> **INPUT**:
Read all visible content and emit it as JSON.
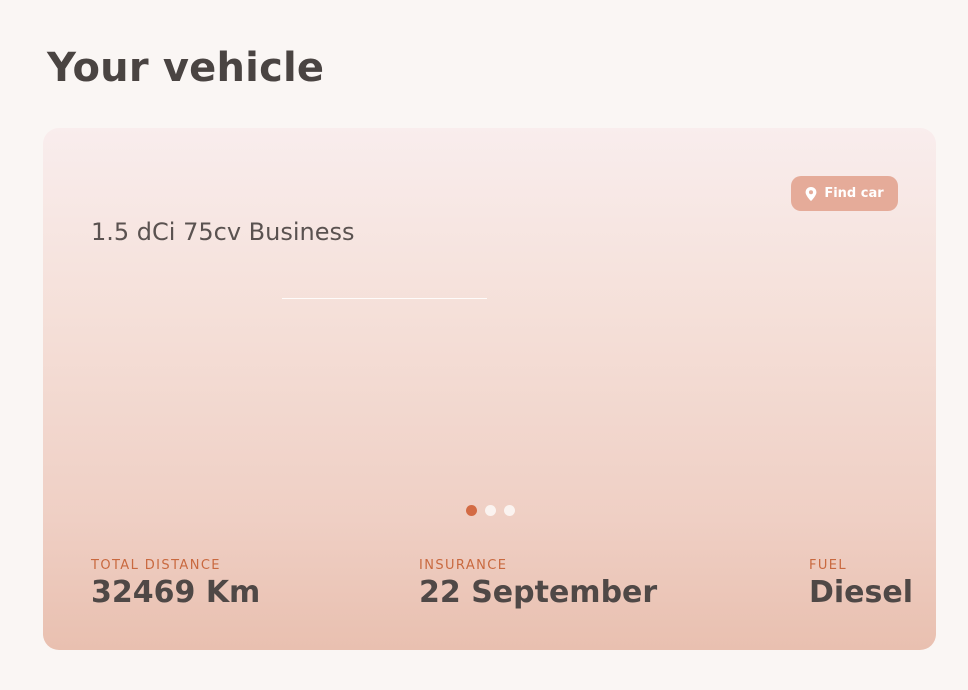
{
  "page": {
    "title": "Your vehicle"
  },
  "vehicle": {
    "model": "1.5 dCi 75cv Business",
    "find_button_label": "Find car",
    "find_button_icon": "map-pin-icon"
  },
  "carousel": {
    "count": 3,
    "active_index": 0
  },
  "stats": {
    "distance": {
      "label": "TOTAL DISTANCE",
      "value": "32469 Km"
    },
    "insurance": {
      "label": "INSURANCE",
      "value": "22 September"
    },
    "fuel": {
      "label": "FUEL",
      "value": "Diesel"
    }
  },
  "colors": {
    "accent": "#d36b45",
    "button": "#e5ab99",
    "background": "#faf6f4"
  }
}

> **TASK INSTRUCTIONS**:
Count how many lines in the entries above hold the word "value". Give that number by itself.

> **SOLVED PROBLEM**:
3